We tried reporting the above issue to the bank and this is how they responded:

“This is known as CVV bypass for 3D secured transactions.

The control is through the dynamic OTP that is validated for all such transactions.

CVV2 on the plastic is a static number and vulnerable to compromise, hence the Bank is employing a secure protocol. If the same person tries the transaction which is not 3D secured, then the CVV2 is validated.”

On 6th Dec 2016 RBI eases two-factor authentication for online card transactions up to Rs 2,000. Discarding two-factor authentication for purchases up to Rs 2,000 is an opt-in service, which means that customers will have to specifically opt for it. Now imagine for the above case, the user has opted out for OTP, then anyone can easily debit the amount by using a random CVV number.

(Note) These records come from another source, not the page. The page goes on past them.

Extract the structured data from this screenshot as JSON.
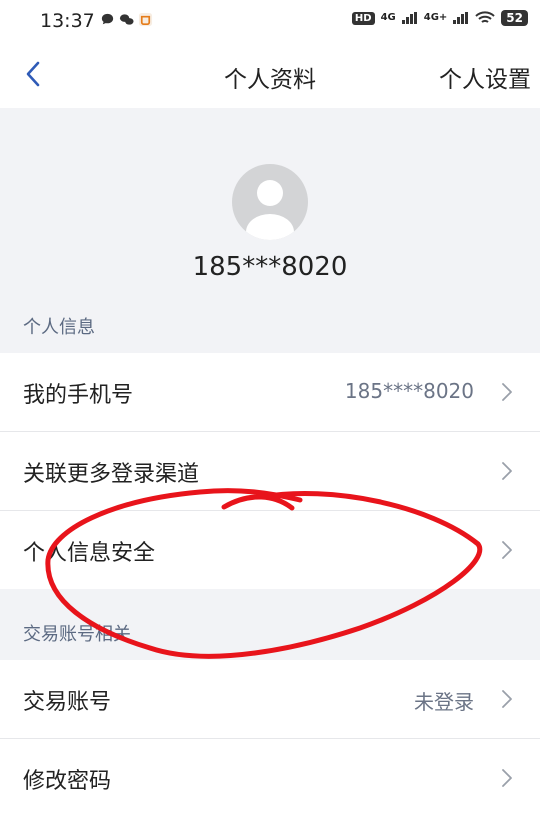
{
  "status_bar": {
    "time": "13:37",
    "hd": "HD",
    "signal1": "4G",
    "signal2": "4G+",
    "battery": "52"
  },
  "nav": {
    "title": "个人资料",
    "action": "个人设置"
  },
  "profile": {
    "phone": "185***8020"
  },
  "sections": {
    "personal": {
      "label": "个人信息",
      "rows": [
        {
          "label": "我的手机号",
          "value": "185****8020"
        },
        {
          "label": "关联更多登录渠道",
          "value": ""
        },
        {
          "label": "个人信息安全",
          "value": ""
        }
      ]
    },
    "trading": {
      "label": "交易账号相关",
      "rows": [
        {
          "label": "交易账号",
          "value": "未登录"
        },
        {
          "label": "修改密码",
          "value": ""
        }
      ]
    }
  },
  "colors": {
    "accent": "#2f5bb7",
    "annotation": "#e8141b",
    "section_text": "#5c6a82"
  }
}
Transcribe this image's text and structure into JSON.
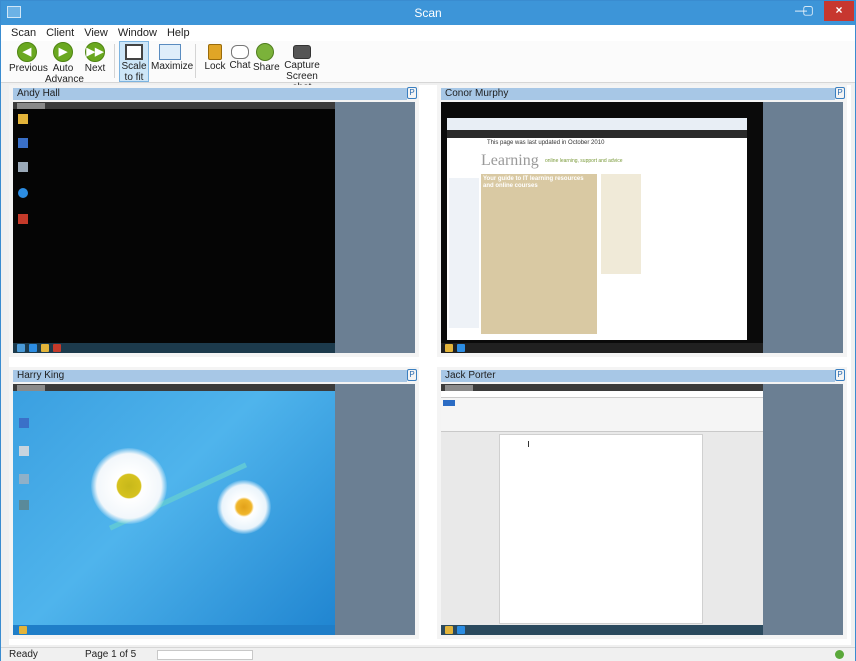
{
  "window": {
    "title": "Scan",
    "min_label": "—",
    "max_label": "▢",
    "close_label": "×"
  },
  "menu": [
    "Scan",
    "Client",
    "View",
    "Window",
    "Help"
  ],
  "toolbar": {
    "previous": "Previous",
    "auto_advance_1": "Auto",
    "auto_advance_2": "Advance",
    "next": "Next",
    "scale_1": "Scale",
    "scale_2": "to fit",
    "maximize": "Maximize",
    "lock": "Lock",
    "chat": "Chat",
    "share": "Share",
    "capture_1": "Capture",
    "capture_2": "Screen shot"
  },
  "panels": [
    {
      "name": "Andy Hall",
      "screen": "desktop-dark"
    },
    {
      "name": "Conor Murphy",
      "screen": "browser"
    },
    {
      "name": "Harry King",
      "screen": "desktop-flower"
    },
    {
      "name": "Jack Porter",
      "screen": "word"
    }
  ],
  "browser_screen": {
    "notice": "This page was last updated in October 2010",
    "headline": "Learning",
    "tagline": "online learning, support and advice",
    "box_title": "Your guide to IT learning resources and online courses"
  },
  "status": {
    "ready": "Ready",
    "page": "Page 1 of 5"
  },
  "colors": {
    "titlebar": "#3d95d8",
    "panel_header": "#a7c7e6",
    "panel_gap": "#6b7f93",
    "accent_green": "#6aa820"
  }
}
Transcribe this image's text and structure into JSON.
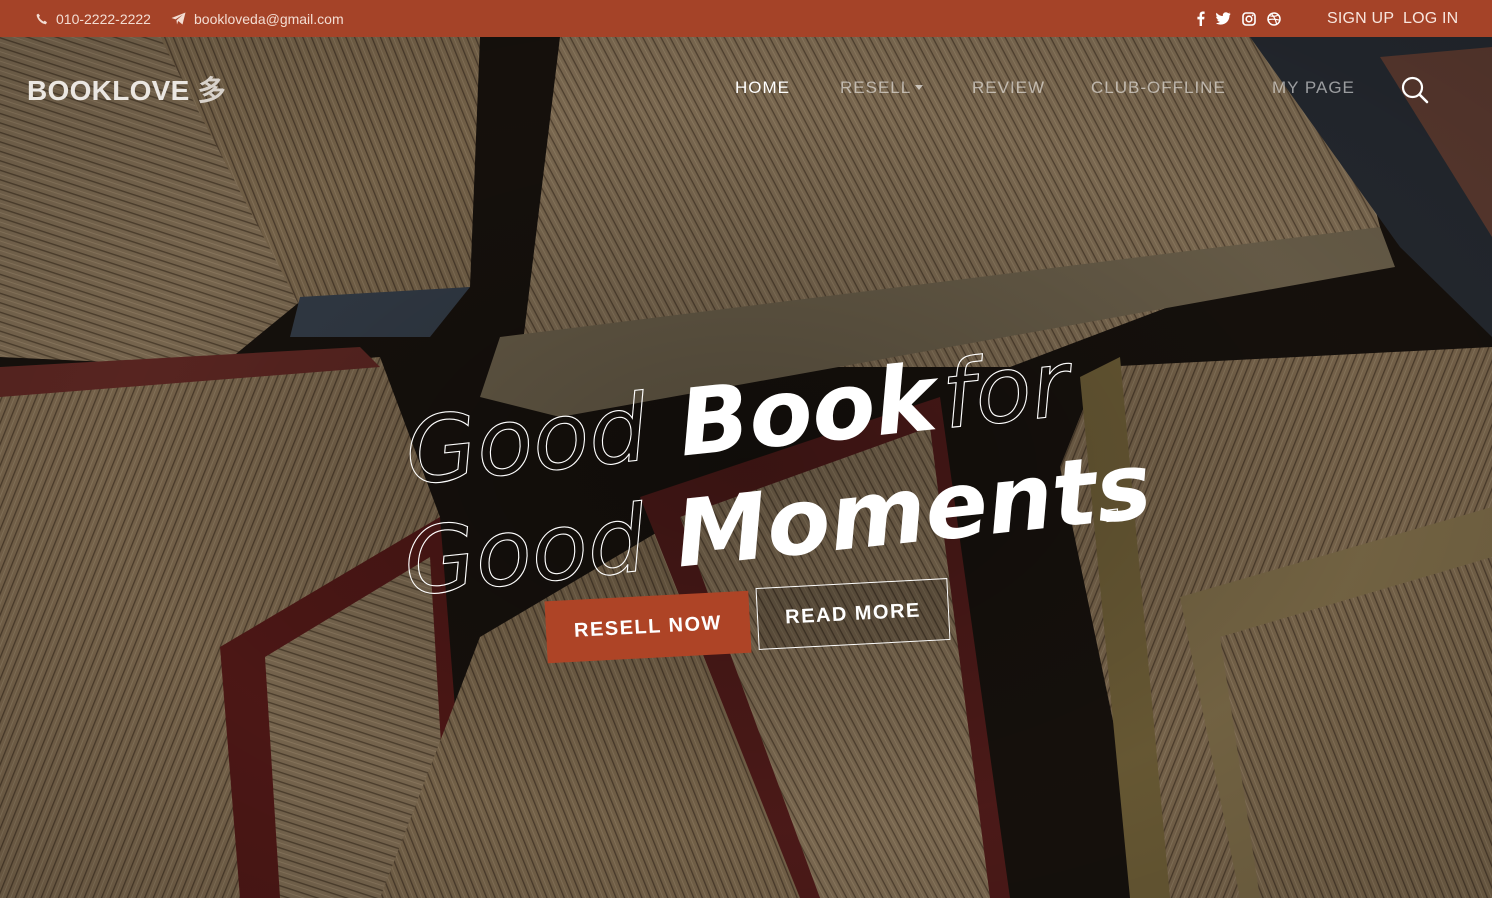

The payments industry is revolutionizing at a rapid pace and soon the CVV number might be replaced with something else. It will be fascinating to see how the next five years pans out for the payments industry. There are many compliances in place with additional layers of security. Having said that the security threats would also keep arising from time to time. The important thing is to be aware and proactive about the same.